After Wadlow graduated from Alton High School in 1936, he enrolled in nearby Shurtleff College, where he studied pre-law. But he only attended college for a year — by 1937, word had gotten out about the Alton Giant, and the Ringling Brothers Barnum and Bailey Circus recruited him for a national tour.
Wadlow was hesitant about joining the circus, because he and his parents worried he might be portrayed as a freak. But money was tight during the depression, and he wanted to support his family.
He followed up his circus appearance with a nationwide tour sponsored by the International Shoe Company, which supplied him with size 37 and a half shoes for free. When he and his father would drive into town, crowds of thousands would gather.
Though Waslow was gracious about the constant attention he received wherever he went, his favorite place to be was home in Alton.
“He would get burned out sometimes when he was out on the road for so long,” said Dan Brannan, author of Boy Giant, a biography of Wadlow. “He loved Alton. People treated him differently here — he was just one of the folks that lived here.”
On July 6, 1940, Wadlow entered the hospital in Manistee, Michigan. While marching in a parade there, a blister on his foot had become infected. He died just over a week later, unable to return home.
Streeper Funeral Home in Alton was open for three days and three nights during Wadlow’s visitation. Over 41,000 people from around the country came to pay their respects. Wadlow was buried in Oakwood Cemetery, and, to prevent grave robbers, a layer of concrete was poured over his casket.
Alton continues to preserve Wadlow’s memory.

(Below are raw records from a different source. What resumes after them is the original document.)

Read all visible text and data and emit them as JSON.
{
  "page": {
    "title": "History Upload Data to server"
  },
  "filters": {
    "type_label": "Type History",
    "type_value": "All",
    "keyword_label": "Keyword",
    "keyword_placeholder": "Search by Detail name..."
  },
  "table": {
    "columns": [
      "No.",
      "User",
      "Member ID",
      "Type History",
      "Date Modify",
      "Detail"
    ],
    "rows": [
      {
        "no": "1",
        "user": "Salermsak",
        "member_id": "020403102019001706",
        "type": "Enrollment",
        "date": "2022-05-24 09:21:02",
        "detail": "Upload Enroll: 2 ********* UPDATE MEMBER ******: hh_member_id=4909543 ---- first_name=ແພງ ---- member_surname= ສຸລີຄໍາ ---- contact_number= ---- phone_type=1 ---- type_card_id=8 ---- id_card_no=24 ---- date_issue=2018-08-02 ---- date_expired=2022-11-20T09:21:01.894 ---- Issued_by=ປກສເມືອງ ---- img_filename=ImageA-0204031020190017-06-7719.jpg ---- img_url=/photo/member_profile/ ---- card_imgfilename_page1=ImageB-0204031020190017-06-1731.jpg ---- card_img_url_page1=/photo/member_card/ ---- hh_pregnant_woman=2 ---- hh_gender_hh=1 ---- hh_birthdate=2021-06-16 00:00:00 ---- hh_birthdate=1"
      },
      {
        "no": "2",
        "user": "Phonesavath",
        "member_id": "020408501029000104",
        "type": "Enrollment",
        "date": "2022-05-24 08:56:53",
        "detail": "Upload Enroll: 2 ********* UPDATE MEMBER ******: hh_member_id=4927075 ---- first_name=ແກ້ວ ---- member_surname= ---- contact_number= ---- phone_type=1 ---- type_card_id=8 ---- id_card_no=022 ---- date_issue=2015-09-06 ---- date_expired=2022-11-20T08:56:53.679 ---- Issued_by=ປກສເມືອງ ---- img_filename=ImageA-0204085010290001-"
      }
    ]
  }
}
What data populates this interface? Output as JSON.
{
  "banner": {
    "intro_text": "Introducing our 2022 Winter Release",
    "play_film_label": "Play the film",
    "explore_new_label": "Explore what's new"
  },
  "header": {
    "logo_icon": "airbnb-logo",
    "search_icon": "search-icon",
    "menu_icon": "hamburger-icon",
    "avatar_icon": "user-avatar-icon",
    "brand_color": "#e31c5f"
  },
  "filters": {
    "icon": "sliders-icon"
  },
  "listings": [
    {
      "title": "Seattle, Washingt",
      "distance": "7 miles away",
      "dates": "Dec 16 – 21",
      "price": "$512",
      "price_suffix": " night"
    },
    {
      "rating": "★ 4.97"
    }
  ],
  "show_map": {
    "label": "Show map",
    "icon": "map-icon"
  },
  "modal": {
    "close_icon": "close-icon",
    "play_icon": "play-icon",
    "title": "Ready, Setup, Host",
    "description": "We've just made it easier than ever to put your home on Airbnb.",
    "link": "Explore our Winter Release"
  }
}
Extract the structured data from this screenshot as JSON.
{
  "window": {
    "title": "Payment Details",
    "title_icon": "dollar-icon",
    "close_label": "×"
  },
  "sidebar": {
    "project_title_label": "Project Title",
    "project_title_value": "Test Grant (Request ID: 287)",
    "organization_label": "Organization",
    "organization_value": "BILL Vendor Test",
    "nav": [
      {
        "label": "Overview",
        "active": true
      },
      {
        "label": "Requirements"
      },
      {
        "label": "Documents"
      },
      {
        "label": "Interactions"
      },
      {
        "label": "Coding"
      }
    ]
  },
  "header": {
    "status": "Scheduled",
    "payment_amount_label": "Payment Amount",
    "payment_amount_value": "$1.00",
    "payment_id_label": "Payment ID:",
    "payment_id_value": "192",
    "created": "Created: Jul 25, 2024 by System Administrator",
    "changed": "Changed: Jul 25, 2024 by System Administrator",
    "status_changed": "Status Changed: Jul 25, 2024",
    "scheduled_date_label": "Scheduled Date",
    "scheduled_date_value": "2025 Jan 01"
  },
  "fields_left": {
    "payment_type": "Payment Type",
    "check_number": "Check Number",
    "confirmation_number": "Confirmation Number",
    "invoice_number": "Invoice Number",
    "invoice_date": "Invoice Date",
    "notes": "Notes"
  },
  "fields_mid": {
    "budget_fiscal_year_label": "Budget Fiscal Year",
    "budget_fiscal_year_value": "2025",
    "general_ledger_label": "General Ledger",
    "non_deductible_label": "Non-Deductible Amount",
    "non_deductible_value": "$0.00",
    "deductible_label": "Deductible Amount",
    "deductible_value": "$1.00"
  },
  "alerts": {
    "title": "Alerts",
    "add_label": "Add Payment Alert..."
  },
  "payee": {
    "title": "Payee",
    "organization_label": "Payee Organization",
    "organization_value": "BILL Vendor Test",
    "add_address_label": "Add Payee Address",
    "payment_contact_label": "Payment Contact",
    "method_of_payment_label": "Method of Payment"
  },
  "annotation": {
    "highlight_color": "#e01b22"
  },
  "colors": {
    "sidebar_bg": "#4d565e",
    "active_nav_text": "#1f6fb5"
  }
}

The city unveiled a life-size statue in 1985, and the Alton Museum of History and Art keeps an exhibit of his personal belongings.
When it comes to the museum's plans for Wadlow’s centennial, Combs says an online photo collage, as well as a grave site ceremony, are being planned.